Required work:
Gather all lines with "name" from the records.

Material shown:
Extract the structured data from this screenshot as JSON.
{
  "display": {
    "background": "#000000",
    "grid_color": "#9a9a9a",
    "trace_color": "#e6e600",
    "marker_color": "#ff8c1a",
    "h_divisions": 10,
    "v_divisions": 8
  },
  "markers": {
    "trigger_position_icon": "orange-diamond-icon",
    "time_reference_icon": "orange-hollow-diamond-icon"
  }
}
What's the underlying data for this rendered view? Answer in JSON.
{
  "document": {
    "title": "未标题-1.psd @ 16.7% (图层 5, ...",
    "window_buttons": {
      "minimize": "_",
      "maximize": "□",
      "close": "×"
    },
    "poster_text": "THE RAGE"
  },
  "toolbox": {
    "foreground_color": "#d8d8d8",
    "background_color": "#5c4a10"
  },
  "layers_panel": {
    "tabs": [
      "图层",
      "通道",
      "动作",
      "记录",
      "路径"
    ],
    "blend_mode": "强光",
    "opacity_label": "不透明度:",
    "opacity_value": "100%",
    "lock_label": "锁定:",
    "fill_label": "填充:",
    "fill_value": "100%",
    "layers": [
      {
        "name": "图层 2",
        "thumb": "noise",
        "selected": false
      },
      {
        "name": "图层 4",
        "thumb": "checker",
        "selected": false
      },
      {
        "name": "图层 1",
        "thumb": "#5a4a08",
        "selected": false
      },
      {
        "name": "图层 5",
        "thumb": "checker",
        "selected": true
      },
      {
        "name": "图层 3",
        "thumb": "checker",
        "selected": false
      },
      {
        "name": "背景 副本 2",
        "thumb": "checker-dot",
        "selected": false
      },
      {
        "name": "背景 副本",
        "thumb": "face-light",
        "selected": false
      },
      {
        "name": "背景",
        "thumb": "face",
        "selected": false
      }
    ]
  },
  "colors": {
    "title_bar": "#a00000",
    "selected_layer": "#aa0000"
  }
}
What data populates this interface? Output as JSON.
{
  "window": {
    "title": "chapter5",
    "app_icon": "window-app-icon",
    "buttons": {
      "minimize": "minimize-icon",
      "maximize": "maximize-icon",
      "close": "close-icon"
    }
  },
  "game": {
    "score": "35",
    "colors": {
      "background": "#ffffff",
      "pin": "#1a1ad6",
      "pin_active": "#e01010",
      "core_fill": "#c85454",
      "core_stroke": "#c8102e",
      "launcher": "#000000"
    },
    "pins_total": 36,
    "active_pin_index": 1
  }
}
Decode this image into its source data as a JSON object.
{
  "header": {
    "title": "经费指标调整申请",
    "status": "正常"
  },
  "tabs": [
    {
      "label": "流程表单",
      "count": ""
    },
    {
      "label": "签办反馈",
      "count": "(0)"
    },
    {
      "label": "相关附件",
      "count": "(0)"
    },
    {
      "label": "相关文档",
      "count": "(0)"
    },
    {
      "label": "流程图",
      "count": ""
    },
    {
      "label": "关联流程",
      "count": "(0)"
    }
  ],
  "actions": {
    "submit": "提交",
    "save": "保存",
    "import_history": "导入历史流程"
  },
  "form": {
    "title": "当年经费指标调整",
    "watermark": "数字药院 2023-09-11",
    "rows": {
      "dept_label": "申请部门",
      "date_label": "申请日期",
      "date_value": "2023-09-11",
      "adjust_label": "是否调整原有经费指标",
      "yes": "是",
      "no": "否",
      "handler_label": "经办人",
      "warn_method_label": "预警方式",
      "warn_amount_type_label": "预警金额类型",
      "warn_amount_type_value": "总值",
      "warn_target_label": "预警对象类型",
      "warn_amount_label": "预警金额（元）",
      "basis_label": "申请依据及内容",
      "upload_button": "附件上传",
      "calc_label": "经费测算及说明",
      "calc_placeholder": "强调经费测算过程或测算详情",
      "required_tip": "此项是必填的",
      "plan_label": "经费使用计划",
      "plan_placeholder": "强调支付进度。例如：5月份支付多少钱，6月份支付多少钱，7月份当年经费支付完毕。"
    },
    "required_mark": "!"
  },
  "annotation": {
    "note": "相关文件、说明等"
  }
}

Your solution:
        "name": "图层 2",
        "name": "图层 4",
        "name": "图层 1",
        "name": "图层 5",
        "name": "图层 3",
        "name": "背景 副本 2",
        "name": "背景 副本",
        "name": "背景",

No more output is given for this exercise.